=== Required work ===
These entries are to be retyped in full, word for word.

○ ○ ○

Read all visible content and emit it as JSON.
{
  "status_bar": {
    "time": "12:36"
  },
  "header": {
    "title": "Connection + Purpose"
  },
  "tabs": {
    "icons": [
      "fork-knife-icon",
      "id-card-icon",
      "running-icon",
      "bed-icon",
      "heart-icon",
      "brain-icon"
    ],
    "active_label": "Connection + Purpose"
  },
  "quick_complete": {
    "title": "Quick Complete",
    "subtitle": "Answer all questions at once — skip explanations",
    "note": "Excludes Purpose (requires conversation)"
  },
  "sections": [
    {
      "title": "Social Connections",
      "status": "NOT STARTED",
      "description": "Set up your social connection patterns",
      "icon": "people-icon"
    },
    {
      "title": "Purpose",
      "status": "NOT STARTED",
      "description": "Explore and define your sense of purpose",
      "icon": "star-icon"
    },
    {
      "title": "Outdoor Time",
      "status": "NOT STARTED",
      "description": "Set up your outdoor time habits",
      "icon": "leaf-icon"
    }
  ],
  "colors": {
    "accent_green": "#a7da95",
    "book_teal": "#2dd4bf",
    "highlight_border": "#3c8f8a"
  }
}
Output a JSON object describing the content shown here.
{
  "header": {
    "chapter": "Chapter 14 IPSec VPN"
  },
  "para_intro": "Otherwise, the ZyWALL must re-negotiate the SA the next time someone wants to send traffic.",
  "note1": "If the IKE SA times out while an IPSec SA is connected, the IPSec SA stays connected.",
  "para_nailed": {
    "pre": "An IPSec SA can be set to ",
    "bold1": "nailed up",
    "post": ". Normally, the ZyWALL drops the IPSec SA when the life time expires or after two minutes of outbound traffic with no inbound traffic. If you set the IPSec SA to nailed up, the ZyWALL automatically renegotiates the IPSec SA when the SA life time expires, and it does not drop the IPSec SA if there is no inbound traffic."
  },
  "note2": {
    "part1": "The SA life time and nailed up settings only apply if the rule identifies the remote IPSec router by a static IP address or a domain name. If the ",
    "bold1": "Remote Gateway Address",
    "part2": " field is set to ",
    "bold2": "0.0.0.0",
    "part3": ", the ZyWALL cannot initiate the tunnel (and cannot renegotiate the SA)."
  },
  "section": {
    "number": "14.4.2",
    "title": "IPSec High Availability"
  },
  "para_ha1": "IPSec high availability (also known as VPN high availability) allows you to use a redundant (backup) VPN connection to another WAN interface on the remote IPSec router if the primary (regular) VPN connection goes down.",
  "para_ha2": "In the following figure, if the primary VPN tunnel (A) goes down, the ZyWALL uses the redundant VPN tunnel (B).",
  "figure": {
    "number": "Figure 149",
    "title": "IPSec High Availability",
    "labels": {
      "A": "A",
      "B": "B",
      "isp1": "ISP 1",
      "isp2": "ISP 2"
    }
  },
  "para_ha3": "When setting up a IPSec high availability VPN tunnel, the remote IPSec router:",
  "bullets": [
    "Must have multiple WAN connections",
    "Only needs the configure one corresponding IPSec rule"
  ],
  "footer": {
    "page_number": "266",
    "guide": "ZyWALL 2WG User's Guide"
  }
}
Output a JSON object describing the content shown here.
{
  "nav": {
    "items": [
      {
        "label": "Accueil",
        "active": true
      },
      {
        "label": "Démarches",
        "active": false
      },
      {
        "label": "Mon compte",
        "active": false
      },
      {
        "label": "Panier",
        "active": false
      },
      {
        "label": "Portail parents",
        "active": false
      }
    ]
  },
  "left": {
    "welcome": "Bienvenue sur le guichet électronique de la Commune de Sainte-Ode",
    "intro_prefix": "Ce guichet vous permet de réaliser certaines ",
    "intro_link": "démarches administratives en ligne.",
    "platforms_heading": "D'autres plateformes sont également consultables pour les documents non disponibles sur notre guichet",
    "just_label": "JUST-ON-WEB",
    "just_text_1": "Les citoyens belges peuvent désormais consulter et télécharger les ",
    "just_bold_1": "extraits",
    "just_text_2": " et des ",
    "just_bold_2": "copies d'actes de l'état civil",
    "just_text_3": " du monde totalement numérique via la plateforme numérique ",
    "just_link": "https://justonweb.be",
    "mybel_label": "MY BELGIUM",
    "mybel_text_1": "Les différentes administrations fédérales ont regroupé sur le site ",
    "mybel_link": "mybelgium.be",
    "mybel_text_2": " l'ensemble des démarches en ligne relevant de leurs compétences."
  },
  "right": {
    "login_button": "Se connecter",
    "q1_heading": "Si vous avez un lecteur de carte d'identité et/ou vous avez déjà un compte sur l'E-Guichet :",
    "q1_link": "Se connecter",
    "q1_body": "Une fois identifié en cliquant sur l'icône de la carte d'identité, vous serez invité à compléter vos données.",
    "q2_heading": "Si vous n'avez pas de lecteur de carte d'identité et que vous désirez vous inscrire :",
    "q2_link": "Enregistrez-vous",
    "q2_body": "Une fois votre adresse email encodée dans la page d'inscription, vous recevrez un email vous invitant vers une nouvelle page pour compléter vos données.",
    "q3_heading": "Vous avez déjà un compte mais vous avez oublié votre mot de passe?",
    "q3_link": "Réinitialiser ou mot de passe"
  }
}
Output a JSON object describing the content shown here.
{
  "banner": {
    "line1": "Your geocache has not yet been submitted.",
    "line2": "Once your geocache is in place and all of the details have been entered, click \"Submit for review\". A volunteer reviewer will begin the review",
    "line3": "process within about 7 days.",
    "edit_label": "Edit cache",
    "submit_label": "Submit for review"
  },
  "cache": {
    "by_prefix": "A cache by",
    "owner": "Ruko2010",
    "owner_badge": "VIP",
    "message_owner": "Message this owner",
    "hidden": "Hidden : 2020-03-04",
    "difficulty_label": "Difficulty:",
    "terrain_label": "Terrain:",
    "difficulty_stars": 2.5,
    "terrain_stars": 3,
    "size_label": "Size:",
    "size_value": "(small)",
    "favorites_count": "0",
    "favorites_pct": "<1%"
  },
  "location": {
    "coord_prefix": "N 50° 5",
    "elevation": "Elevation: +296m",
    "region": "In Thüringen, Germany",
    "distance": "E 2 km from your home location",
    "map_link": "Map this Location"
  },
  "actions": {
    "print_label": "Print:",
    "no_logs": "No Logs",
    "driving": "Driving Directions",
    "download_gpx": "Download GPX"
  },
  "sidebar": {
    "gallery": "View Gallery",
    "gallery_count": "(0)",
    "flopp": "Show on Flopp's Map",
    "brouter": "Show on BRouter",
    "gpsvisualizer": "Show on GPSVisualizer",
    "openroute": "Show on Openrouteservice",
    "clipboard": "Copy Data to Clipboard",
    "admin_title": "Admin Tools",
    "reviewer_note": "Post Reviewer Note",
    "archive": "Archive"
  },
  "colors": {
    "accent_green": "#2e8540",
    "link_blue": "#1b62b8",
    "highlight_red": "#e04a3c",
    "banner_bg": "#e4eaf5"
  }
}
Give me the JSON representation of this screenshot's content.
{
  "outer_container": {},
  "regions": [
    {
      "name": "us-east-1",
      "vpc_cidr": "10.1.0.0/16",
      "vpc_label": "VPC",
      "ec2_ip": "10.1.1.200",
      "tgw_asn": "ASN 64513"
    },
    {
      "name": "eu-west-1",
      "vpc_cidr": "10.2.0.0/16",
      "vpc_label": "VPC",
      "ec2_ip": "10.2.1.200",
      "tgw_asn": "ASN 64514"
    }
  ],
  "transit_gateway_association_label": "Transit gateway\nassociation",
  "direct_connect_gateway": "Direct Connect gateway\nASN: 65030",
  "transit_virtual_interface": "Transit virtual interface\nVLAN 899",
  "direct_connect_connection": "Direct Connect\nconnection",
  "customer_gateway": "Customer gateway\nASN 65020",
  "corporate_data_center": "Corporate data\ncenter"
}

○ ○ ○

=== Result of this task ===
Read all visible content and emit it as JSON.
{
  "status_bar": {
    "time": "12:36"
  },
  "header": {
    "title": "Connection + Purpose"
  },
  "tabs": {
    "icons": [
      "fork-knife-icon",
      "id-card-icon",
      "running-icon",
      "bed-icon",
      "heart-icon",
      "brain-icon"
    ],
    "active_label": "Connection + Purpose"
  },
  "quick_complete": {
    "title": "Quick Complete",
    "subtitle": "Answer all questions at once — skip explanations",
    "note": "Excludes Purpose (requires conversation)"
  },
  "sections": [
    {
      "title": "Social Connections",
      "status": "NOT STARTED",
      "description": "Set up your social connection patterns",
      "icon": "people-icon"
    },
    {
      "title": "Purpose",
      "status": "NOT STARTED",
      "description": "Explore and define your sense of purpose",
      "icon": "star-icon"
    },
    {
      "title": "Outdoor Time",
      "status": "NOT STARTED",
      "description": "Set up your outdoor time habits",
      "icon": "leaf-icon"
    }
  ],
  "colors": {
    "accent_green": "#a7da95",
    "book_teal": "#2dd4bf",
    "highlight_border": "#3c8f8a"
  }
}
Output a JSON object describing the content shown here.
{
  "header": {
    "chapter": "Chapter 14 IPSec VPN"
  },
  "para_intro": "Otherwise, the ZyWALL must re-negotiate the SA the next time someone wants to send traffic.",
  "note1": "If the IKE SA times out while an IPSec SA is connected, the IPSec SA stays connected.",
  "para_nailed": {
    "pre": "An IPSec SA can be set to ",
    "bold1": "nailed up",
    "post": ". Normally, the ZyWALL drops the IPSec SA when the life time expires or after two minutes of outbound traffic with no inbound traffic. If you set the IPSec SA to nailed up, the ZyWALL automatically renegotiates the IPSec SA when the SA life time expires, and it does not drop the IPSec SA if there is no inbound traffic."
  },
  "note2": {
    "part1": "The SA life time and nailed up settings only apply if the rule identifies the remote IPSec router by a static IP address or a domain name. If the ",
    "bold1": "Remote Gateway Address",
    "part2": " field is set to ",
    "bold2": "0.0.0.0",
    "part3": ", the ZyWALL cannot initiate the tunnel (and cannot renegotiate the SA)."
  },
  "section": {
    "number": "14.4.2",
    "title": "IPSec High Availability"
  },
  "para_ha1": "IPSec high availability (also known as VPN high availability) allows you to use a redundant (backup) VPN connection to another WAN interface on the remote IPSec router if the primary (regular) VPN connection goes down.",
  "para_ha2": "In the following figure, if the primary VPN tunnel (A) goes down, the ZyWALL uses the redundant VPN tunnel (B).",
  "figure": {
    "number": "Figure 149",
    "title": "IPSec High Availability",
    "labels": {
      "A": "A",
      "B": "B",
      "isp1": "ISP 1",
      "isp2": "ISP 2"
    }
  },
  "para_ha3": "When setting up a IPSec high availability VPN tunnel, the remote IPSec router:",
  "bullets": [
    "Must have multiple WAN connections",
    "Only needs the configure one corresponding IPSec rule"
  ],
  "footer": {
    "page_number": "266",
    "guide": "ZyWALL 2WG User's Guide"
  }
}
Output a JSON object describing the content shown here.
{
  "nav": {
    "items": [
      {
        "label": "Accueil",
        "active": true
      },
      {
        "label": "Démarches",
        "active": false
      },
      {
        "label": "Mon compte",
        "active": false
      },
      {
        "label": "Panier",
        "active": false
      },
      {
        "label": "Portail parents",
        "active": false
      }
    ]
  },
  "left": {
    "welcome": "Bienvenue sur le guichet électronique de la Commune de Sainte-Ode",
    "intro_prefix": "Ce guichet vous permet de réaliser certaines ",
    "intro_link": "démarches administratives en ligne.",
    "platforms_heading": "D'autres plateformes sont également consultables pour les documents non disponibles sur notre guichet",
    "just_label": "JUST-ON-WEB",
    "just_text_1": "Les citoyens belges peuvent désormais consulter et télécharger les ",
    "just_bold_1": "extraits",
    "just_text_2": " et des ",
    "just_bold_2": "copies d'actes de l'état civil",
    "just_text_3": " du monde totalement numérique via la plateforme numérique ",
    "just_link": "https://justonweb.be",
    "mybel_label": "MY BELGIUM",
    "mybel_text_1": "Les différentes administrations fédérales ont regroupé sur le site ",
    "mybel_link": "mybelgium.be",
    "mybel_text_2": " l'ensemble des démarches en ligne relevant de leurs compétences."
  },
  "right": {
    "login_button": "Se connecter",
    "q1_heading": "Si vous avez un lecteur de carte d'identité et/ou vous avez déjà un compte sur l'E-Guichet :",
    "q1_link": "Se connecter",
    "q1_body": "Une fois identifié en cliquant sur l'icône de la carte d'identité, vous serez invité à compléter vos données.",
    "q2_heading": "Si vous n'avez pas de lecteur de carte d'identité et que vous désirez vous inscrire :",
    "q2_link": "Enregistrez-vous",
    "q2_body": "Une fois votre adresse email encodée dans la page d'inscription, vous recevrez un email vous invitant vers une nouvelle page pour compléter vos données.",
    "q3_heading": "Vous avez déjà un compte mais vous avez oublié votre mot de passe?",
    "q3_link": "Réinitialiser ou mot de passe"
  }
}
Output a JSON object describing the content shown here.
{
  "banner": {
    "line1": "Your geocache has not yet been submitted.",
    "line2": "Once your geocache is in place and all of the details have been entered, click \"Submit for review\". A volunteer reviewer will begin the review",
    "line3": "process within about 7 days.",
    "edit_label": "Edit cache",
    "submit_label": "Submit for review"
  },
  "cache": {
    "by_prefix": "A cache by",
    "owner": "Ruko2010",
    "owner_badge": "VIP",
    "message_owner": "Message this owner",
    "hidden": "Hidden : 2020-03-04",
    "difficulty_label": "Difficulty:",
    "terrain_label": "Terrain:",
    "difficulty_stars": 2.5,
    "terrain_stars": 3,
    "size_label": "Size:",
    "size_value": "(small)",
    "favorites_count": "0",
    "favorites_pct": "<1%"
  },
  "location": {
    "coord_prefix": "N 50° 5",
    "elevation": "Elevation: +296m",
    "region": "In Thüringen, Germany",
    "distance": "E 2 km from your home location",
    "map_link": "Map this Location"
  },
  "actions": {
    "print_label": "Print:",
    "no_logs": "No Logs",
    "driving": "Driving Directions",
    "download_gpx": "Download GPX"
  },
  "sidebar": {
    "gallery": "View Gallery",
    "gallery_count": "(0)",
    "flopp": "Show on Flopp's Map",
    "brouter": "Show on BRouter",
    "gpsvisualizer": "Show on GPSVisualizer",
    "openroute": "Show on Openrouteservice",
    "clipboard": "Copy Data to Clipboard",
    "admin_title": "Admin Tools",
    "reviewer_note": "Post Reviewer Note",
    "archive": "Archive"
  },
  "colors": {
    "accent_green": "#2e8540",
    "link_blue": "#1b62b8",
    "highlight_red": "#e04a3c",
    "banner_bg": "#e4eaf5"
  }
}
Give me the JSON representation of this screenshot's content.
{
  "outer_container": {},
  "regions": [
    {
      "name": "us-east-1",
      "vpc_cidr": "10.1.0.0/16",
      "vpc_label": "VPC",
      "ec2_ip": "10.1.1.200",
      "tgw_asn": "ASN 64513"
    },
    {
      "name": "eu-west-1",
      "vpc_cidr": "10.2.0.0/16",
      "vpc_label": "VPC",
      "ec2_ip": "10.2.1.200",
      "tgw_asn": "ASN 64514"
    }
  ],
  "transit_gateway_association_label": "Transit gateway\nassociation",
  "direct_connect_gateway": "Direct Connect gateway\nASN: 65030",
  "transit_virtual_interface": "Transit virtual interface\nVLAN 899",
  "direct_connect_connection": "Direct Connect\nconnection",
  "customer_gateway": "Customer gateway\nASN 65020",
  "corporate_data_center": "Corporate data\ncenter"
}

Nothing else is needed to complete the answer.